I have to be careful with this blog. Not only will colleagues and bosses read it, but potentially my current and future students. Bearing that in mind, everything I write about should be taken with a handful of salt. So here goes, some bitter truth about life as an ESL teacher.
|If only that monk had been about here to take a better picture: Ankor Wat
|Whether you’re working in Europe or Asia, working hours can be unsociable at times. This is especially true if you’re teaching kids and teenagers or business classes. Having worked from 3pm until 10pm for the last seven years over here in Seville, I’m used to it now.

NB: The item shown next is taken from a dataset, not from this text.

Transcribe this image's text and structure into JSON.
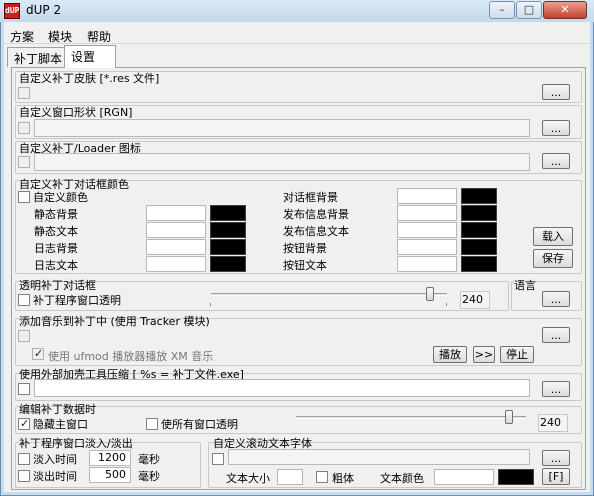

I actually don’t mind that much because I have the mornings free to write and go to the gym, but I hate missing Champion League games. Some teachers I know despise teaching so late, especially during the warm spring evenings when you could be sitting out having an ice cold beer by the river.
If you’re entering the jolly world of TEFL, then be warned: students can be your best pals and your worst nightmares. In my ten years teaching, most of my students have been fun, hard working, and polite. Well, maybe not most, but quite a few. During the school year you normally get a few irritable teenagers whose parents just want them out the house for three-hours a week, or pedantic adults who have a low tolerance of ambiguity and want to know why for everything; “Because it just is,” will never suffice.
I’ve been guilty of not planning interesting enough classes, or not reading up about a particular grammar point and getting caught on the spot. Sometimes, those problematic students can become angels if you make the effort. But there are a few who are beyond your control.
Continue reading on the i-to-i TEFL blog… for my thoughts on Bloody Visa Runs, Job Insecurity, Low Pay, and Having to be a Foreigner…